Amid a burgeoning water crisis there’s much individuals can do to conserve this precious resource, starting with their own yards and gardens. Landscape and horticulture expert Steve Jacobs, President of San Diego-based Nature Designs offers these key considerations to help homeowners nationwide conserve water while still keeping their lawns and gardens in tip-top shape:

  • Irrigation control. Overwatering due to poor irrigation system management is a major culprit of water waste, and offers the largest potential for conservation. A minimum of each quarter as the seasons change, homeowners should reprogram their irrigation controller to optimize water run time and frequency schedule to avoid watering too much or too little. They can also hire a certified water manager (CWM) to audit the landscape and expertly program the irrigation timer
  • Know your soil. The type of soil you have and the type of irrigation system you use will help determine how often and how long you should water. Depending on your location, you may have clay, sand, silt, loam or a combination of these. Heavy soils such as clay have very tiny pore spaces and take in water very slowly so water runoff is more likely. Sandy soils have large pore spaces which allow water to penetrate quickly but don’t retain water, so you may need to water more often
  • Assess the terrain. The steeper the terrain, the greater the potential for water runoff. To avoid runoff, have an irrigation system with a low precipitation rate and/or to set short run times
  • Get zoned. Ensure your irrigation system is property “zoned” based on exposure to sunlight, wind and other elements. For example, you would not want to water sunny and shady zones at the same time, for the same frequency and length of time, because the water needs greatly differ in these two areas
  • Got mulch? Adding a 2 inch layer of groundcover mulch to planter beds is a good way to conserve water. Doing this will lower the temperature of the soil and dramatically reduce evaporation. You will also get the added benefits of weed control, erosion control and adding organic matter to the soil.
  • Age matters. Those homes with mature plants and trees, which have a fully developed root system, can be watered less frequently and in some instances only a few times a year or not at all.  So, as your landscaping ages, your watering schedule should be decreasing in kind.
  • Understand water needs.

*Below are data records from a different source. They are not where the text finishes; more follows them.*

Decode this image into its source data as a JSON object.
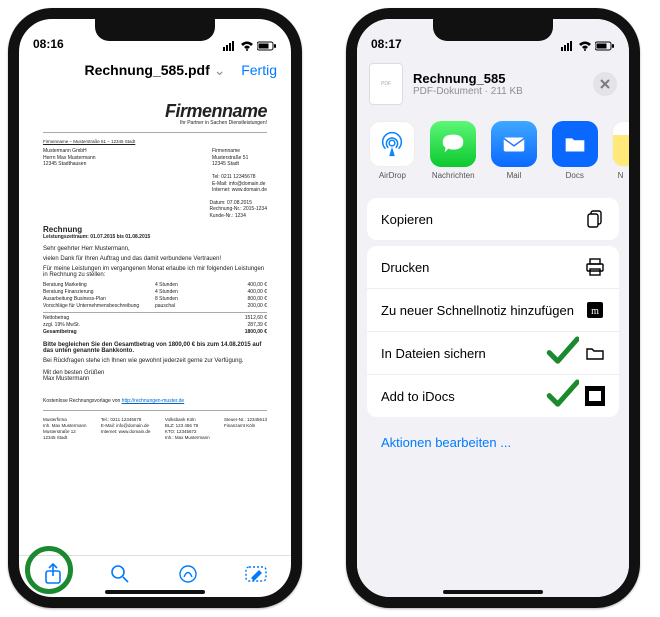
{
  "phone1": {
    "time": "08:16",
    "title": "Rechnung_585.pdf",
    "done": "Fertig",
    "doc": {
      "brand": "Firmenname",
      "tagline": "Ihr Partner in Sachen Dienstleistungen!",
      "topline": "Firmenname – Musterstraße 51 – 12345 Stadt",
      "addr_left": "Mustermann GmbH\nHerrn Max Mustermann\n12345 Stadthausen",
      "addr_right": "Firmenname\nMusterstraße 51\n12345 Stadt\n\nTel: 0211 12345678\nE-Mail: info@domain.de\nInternet: www.domain.de",
      "dates": "Datum: 07.08.2015\nRechnung-Nr.: 2015-1234\nKunde-Nr.: 1234",
      "h2": "Rechnung",
      "period": "Leistungszeitraum: 01.07.2015 bis 01.08.2015",
      "greet": "Sehr geehrter Herr Mustermann,",
      "p1": "vielen Dank für Ihren Auftrag und das damit verbundene Vertrauen!",
      "p2": "Für meine Leistungen im vergangenen Monat erlaube ich mir folgenden Leistungen in Rechnung zu stellen:",
      "items": [
        {
          "a": "Beratung Marketing",
          "b": "4 Stunden",
          "c": "400,00 €"
        },
        {
          "a": "Beratung Finanzierung",
          "b": "4 Stunden",
          "c": "400,00 €"
        },
        {
          "a": "Ausarbeitung Business-Plan",
          "b": "8 Stunden",
          "c": "800,00 €"
        },
        {
          "a": "Vorschläge für Unternehmensbeschreibung",
          "b": "pauschal",
          "c": "200,00 €"
        }
      ],
      "net_l": "Nettobetrag",
      "net_r": "1512,60 €",
      "vat_l": "zzgl. 19% MwSt.",
      "vat_r": "287,39 €",
      "tot_l": "Gesamtbetrag",
      "tot_r": "1800,00 €",
      "pay": "Bitte begleichen Sie den Gesamtbetrag von 1800,00 € bis zum 14.08.2015 auf das unten genannte Bankkonto.",
      "p3": "Bei Rückfragen stehe ich Ihnen wie gewohnt jederzeit gerne zur Verfügung.",
      "sign": "Mit den besten Grüßen\nMax Mustermann",
      "footer_note": "Kostenlose Rechnungsvorlage von ",
      "footer_link": "http://rechnungen-muster.de",
      "foot_l": "Musterfirma\nInh. Max Mustermann\nMusterstraße 12\n12345 Stadt",
      "foot_m1": "Tel.: 0211 12345678\nE-Mail: info@domain.de\nInternet: www.domain.de",
      "foot_m2": "Volksbank Köln\nBLZ: 123 456 78\nKTO: 12345672\nInh.: Max Mustermann",
      "foot_r": "Steuer-Nr.: 12345613\nFinanzamt Köln"
    }
  },
  "phone2": {
    "time": "08:17",
    "sheet_title": "Rechnung_585",
    "sheet_sub": "PDF-Dokument · 211 KB",
    "apps": {
      "airdrop": "AirDrop",
      "messages": "Nachrichten",
      "mail": "Mail",
      "docs": "Docs",
      "notes": "N"
    },
    "actions": {
      "copy": "Kopieren",
      "print": "Drucken",
      "quicknote": "Zu neuer Schnellnotiz hinzufügen",
      "files": "In Dateien sichern",
      "idocs": "Add to iDocs"
    },
    "edit": "Aktionen bearbeiten ..."
  }
}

Know what’s planted in your yard, and if your flowers, plants and trees require high, moderate or low water so that you can set your irrigation system accordingly.  Try to plant items together in zones with similar watering needs rather than mixing and matching high and low water use plants in the same area

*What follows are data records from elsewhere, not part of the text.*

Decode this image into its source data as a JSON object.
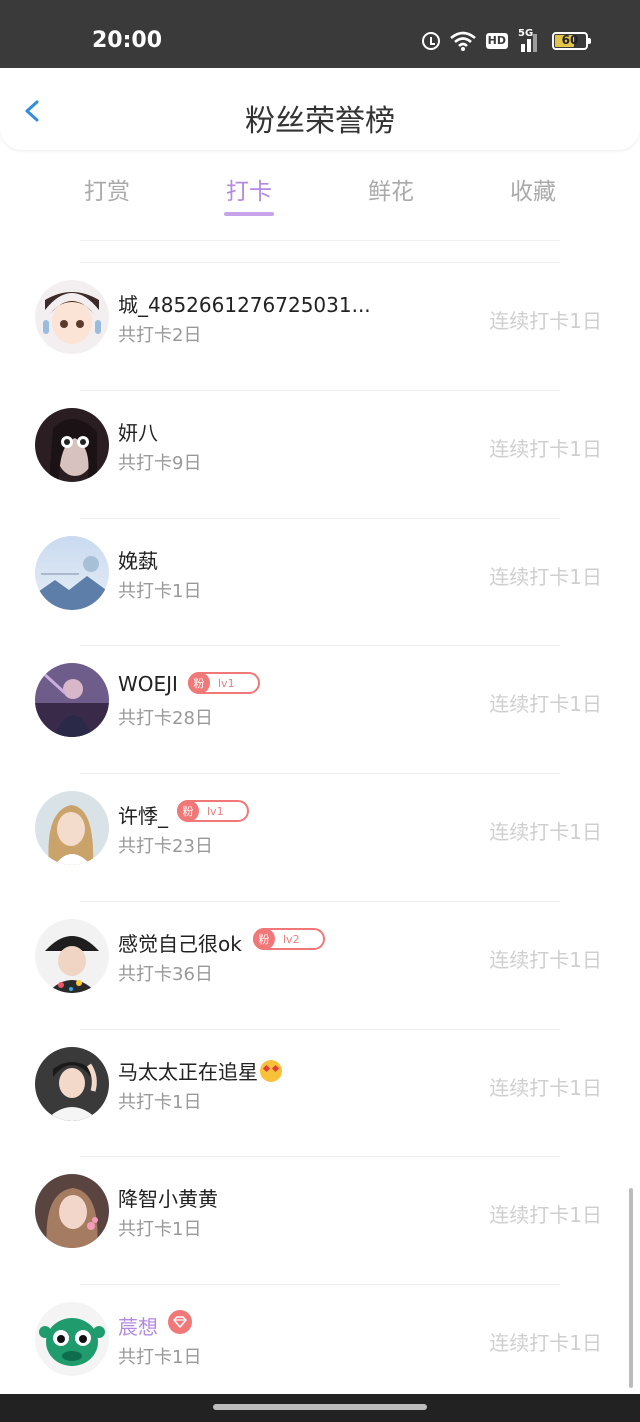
{
  "status": {
    "time": "20:00",
    "battery": "60",
    "network": "5G",
    "hd": "HD"
  },
  "header": {
    "title": "粉丝荣誉榜"
  },
  "tabs": [
    {
      "label": "打赏",
      "active": false
    },
    {
      "label": "打卡",
      "active": true
    },
    {
      "label": "鲜花",
      "active": false
    },
    {
      "label": "收藏",
      "active": false
    }
  ],
  "list": [
    {
      "name": "城_4852661276725031...",
      "total": "共打卡2日",
      "streak": "连续打卡1日",
      "avatar": "avatar-anime"
    },
    {
      "name": "妍八",
      "total": "共打卡9日",
      "streak": "连续打卡1日",
      "avatar": "avatar-dark"
    },
    {
      "name": "娩蓺",
      "total": "共打卡1日",
      "streak": "连续打卡1日",
      "avatar": "avatar-sky"
    },
    {
      "name": "WOEJI",
      "total": "共打卡28日",
      "streak": "连续打卡1日",
      "avatar": "avatar-purple",
      "badge": {
        "fan": "粉",
        "level": "lv1"
      }
    },
    {
      "name": "许悸_",
      "total": "共打卡23日",
      "streak": "连续打卡1日",
      "avatar": "avatar-girl",
      "badge": {
        "fan": "粉",
        "level": "lv1"
      }
    },
    {
      "name": "感觉自己很ok",
      "total": "共打卡36日",
      "streak": "连续打卡1日",
      "avatar": "avatar-hat",
      "badge": {
        "fan": "粉",
        "level": "lv2"
      }
    },
    {
      "name": "马太太正在追星",
      "total": "共打卡1日",
      "streak": "连续打卡1日",
      "avatar": "avatar-boy",
      "emoji": "star-struck-emoji"
    },
    {
      "name": "降智小黄黄",
      "total": "共打卡1日",
      "streak": "连续打卡1日",
      "avatar": "avatar-brown"
    },
    {
      "name": "莀想",
      "total": "共打卡1日",
      "streak": "连续打卡1日",
      "avatar": "avatar-green",
      "name_color": "#b48ae0",
      "vip": "diamond-icon"
    }
  ],
  "colors": {
    "accent": "#b48ae0",
    "badge": "#f17878",
    "status_bar": "#3a3a3a"
  }
}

  • Find and fix problems. Each month check, or have your landscape maintenance company check, the condition of your irrigation system throughout the property so that problems such as leaks, overspray, broken heads and/or pipes, incorrect water pressure, etc. may be rectified

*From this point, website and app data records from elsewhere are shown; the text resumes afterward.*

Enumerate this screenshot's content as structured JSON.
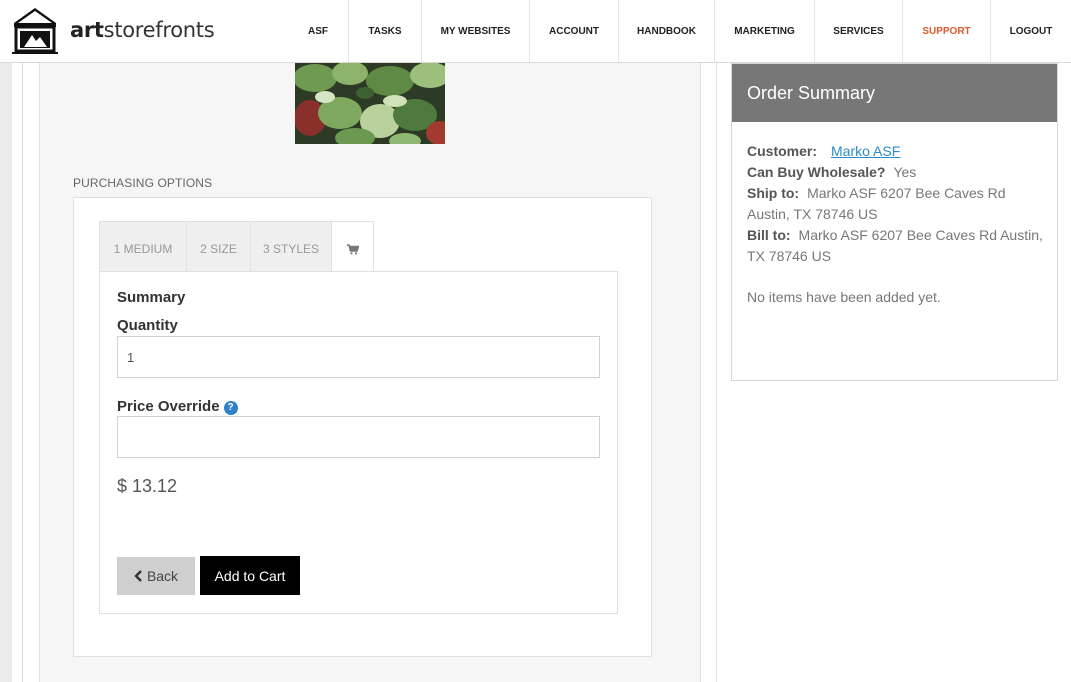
{
  "brand": {
    "name_bold": "art",
    "name_rest": "storefronts",
    "logo_icon": "storefront-awning-logo"
  },
  "nav": [
    {
      "label": "ASF"
    },
    {
      "label": "TASKS"
    },
    {
      "label": "MY WEBSITES"
    },
    {
      "label": "ACCOUNT"
    },
    {
      "label": "HANDBOOK"
    },
    {
      "label": "MARKETING"
    },
    {
      "label": "SERVICES"
    },
    {
      "label": "SUPPORT",
      "color": "#e25a2b"
    },
    {
      "label": "LOGOUT"
    }
  ],
  "purchasing": {
    "section_label": "PURCHASING OPTIONS",
    "tabs": [
      {
        "label": "1 MEDIUM"
      },
      {
        "label": "2 SIZE"
      },
      {
        "label": "3 STYLES"
      },
      {
        "label": "",
        "icon": "cart-icon",
        "active": true
      }
    ],
    "summary_heading": "Summary",
    "quantity_label": "Quantity",
    "quantity_value": "1",
    "price_override_label": "Price Override",
    "price_override_value": "",
    "help_icon": "question-circle-icon",
    "price": "$ 13.12",
    "back_label": "Back",
    "add_to_cart_label": "Add to Cart"
  },
  "order_summary": {
    "title": "Order Summary",
    "customer_label": "Customer:",
    "customer_name": "Marko ASF",
    "wholesale_label": "Can Buy Wholesale?",
    "wholesale_value": "Yes",
    "ship_label": "Ship to:",
    "ship_value": "Marko ASF 6207 Bee Caves Rd Austin, TX 78746 US",
    "bill_label": "Bill to:",
    "bill_value": "Marko ASF 6207 Bee Caves Rd Austin, TX 78746 US",
    "empty_message": "No items have been added yet."
  },
  "colors": {
    "accent_support": "#e25a2b",
    "link": "#2b8bc6",
    "summary_header_bg": "#777777",
    "primary_button": "#000000"
  }
}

  • Become drought tolerant. If your current landscape requires a lot of water, consider changing the plantings to Mediterranean and native plants. This will allow you to water less often and still have a beautiful garden.
  • Log on. There are many online resources to help homeowners conserve. For example, the United States Department of Agriculture’s Natural Resources Conservation Service offers a “Backyard Conservation Tip Sheet” located at www.nrcs.usda.gov/feature/backyard/watercon.html.